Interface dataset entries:

·····

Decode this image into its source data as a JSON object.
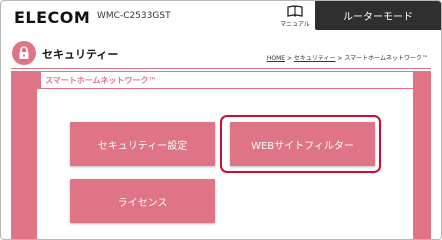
{
  "header": {
    "logo": "ELECOM",
    "model": "WMC-C2533GST",
    "manual_label": "マニュアル",
    "mode_label": "ルーターモード"
  },
  "page": {
    "title": "セキュリティー",
    "breadcrumb": {
      "home": "HOME",
      "sep1": " > ",
      "security": "セキュリティー",
      "sep2": " > ",
      "current": "スマートホームネットワーク™"
    }
  },
  "section": {
    "title": "スマートホームネットワーク™"
  },
  "buttons": {
    "security_settings": "セキュリティー設定",
    "web_filter": "WEBサイトフィルター",
    "license": "ライセンス"
  },
  "colors": {
    "accent": "#de7485",
    "highlight": "#c8102e",
    "mode_tab": "#2f2f2f"
  },
  "icons": {
    "manual": "book-icon",
    "page": "lock-icon"
  }
}
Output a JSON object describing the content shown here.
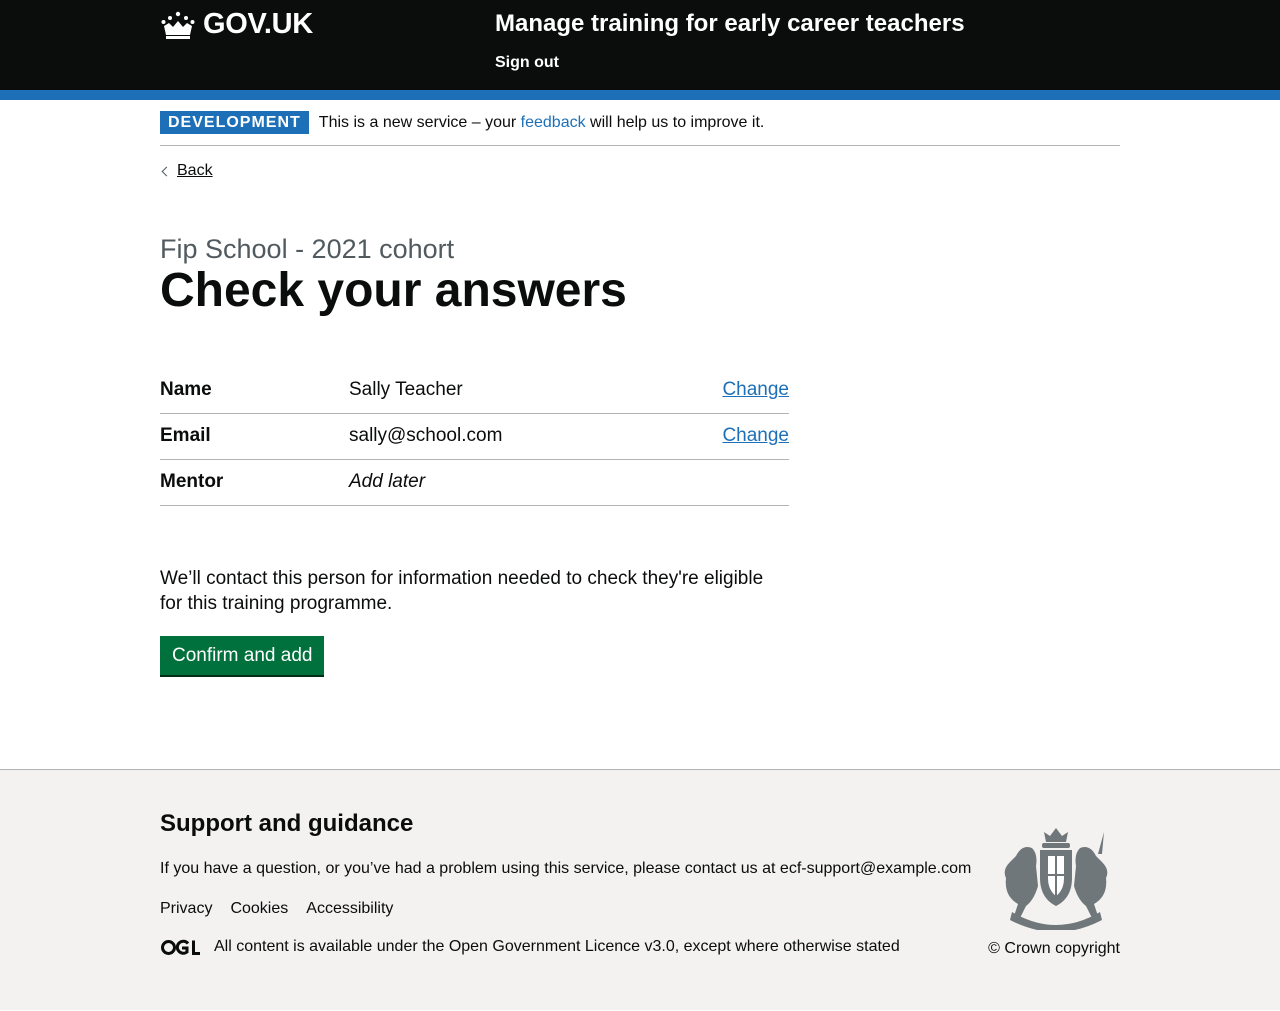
{
  "header": {
    "logo_text": "GOV.UK",
    "service_name": "Manage training for early career teachers",
    "sign_out": "Sign out"
  },
  "phase_banner": {
    "tag": "DEVELOPMENT",
    "text_before": "This is a new service – your ",
    "link": "feedback",
    "text_after": " will help us to improve it."
  },
  "back_link": "Back",
  "caption": "Fip School - 2021 cohort",
  "title": "Check your answers",
  "summary": [
    {
      "key": "Name",
      "value": "Sally Teacher",
      "action": "Change"
    },
    {
      "key": "Email",
      "value": "sally@school.com",
      "action": "Change"
    },
    {
      "key": "Mentor",
      "value": "Add later",
      "action": ""
    }
  ],
  "info_text": "We’ll contact this person for information needed to check they're eligible for this training programme.",
  "confirm_button": "Confirm and add",
  "footer": {
    "title": "Support and guidance",
    "contact_text": "If you have a question, or you’ve had a problem using this service, please contact us at ",
    "contact_email": "ecf-support@example.com",
    "links": [
      "Privacy",
      "Cookies",
      "Accessibility"
    ],
    "licence_before": "All content is available under the ",
    "licence_link": "Open Government Licence v3.0",
    "licence_after": ", except where otherwise stated",
    "copyright": "© Crown copyright"
  },
  "colors": {
    "header_bg": "#0b0c0c",
    "brand_blue": "#1d70b8",
    "button_green": "#00703c",
    "footer_bg": "#f3f2f1",
    "secondary_text": "#505a5f"
  },
  "icons": {
    "logo": "crown-icon",
    "back": "chevron-left-icon",
    "licence": "ogl-icon",
    "crest": "royal-coat-of-arms-icon"
  }
}
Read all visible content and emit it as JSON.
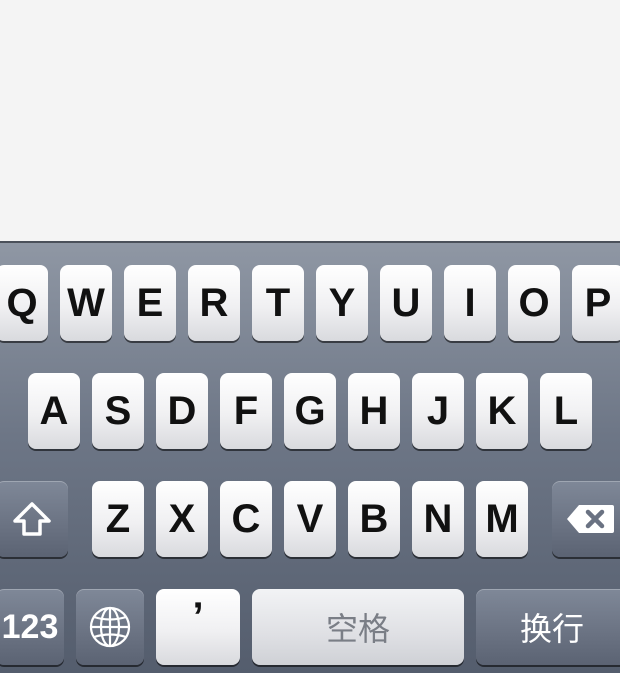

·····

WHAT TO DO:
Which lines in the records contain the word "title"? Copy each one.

EXPECTED ANSWER:
    "title": "セキュリティー",
    "title": "スマートホームネットワーク™"
  "title": "Check your answers",
    "title": "Support and guidance",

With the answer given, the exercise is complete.